Copalis Beach is extraordinarily flat. As the tide recedes, movements of the clams beneath the sand produce telltale markings on the surface in the form of small concave depressions often surrounded by a raised ring. These range in size from about 1/4 inch up to 2 inches in diameter. Walking slowly along the sand, diggers scan the surface for these signs.

Illuminated by the low-angle sunlight, patterns in the sand carved by the waves and left behind by the tide present interesting photographic subjects.

Once the surface mark of a clam is spotted, a tubular tool is used to extract a core from the beach sand. Pressing this tube into the sand, the air vents out through a hole in the handle. Covering this hole, the tube is then withdrawn with its contents. The clam may or may not come up in the core. It's often necessary to reach into the hole and remove it by hand. This must be done quickly as the clams immediately begin digging deeper when their environment is disturbed. They can move remarkably quickly through the sand. The ambient temperature was in the upper 30s and falling when these pictures were taken.

In the wake of all the clam digging activity, the beach is strewn with collapsing holes, cores, and occasional dead clams and crabs or pieces of them.

The search continues...

As the sun finally sets, seagulls scavenge for the dead bits left behind by the clam diggers.

A nearly full moon gently illuminates the beach enabling the search to continue after sundown.

Saturday, December 02, 2006

After the Fall

It's still officially Autumn but already the snow from the first winter storm of the season is melting away.
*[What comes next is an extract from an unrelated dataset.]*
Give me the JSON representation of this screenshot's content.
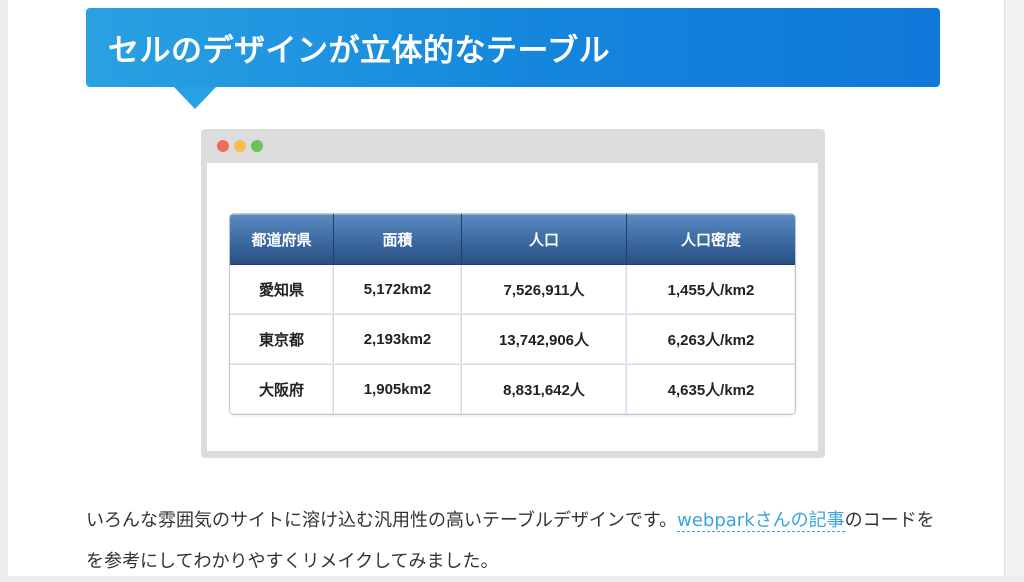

A winged seed pod still hangs from a Japanese Maple tree that only a few weeks ago was in the midst of a spectacular color show.

Trapped beneath the ice crust on a frozen puddle, a fallen maple leaf peers up at the rising sunlight.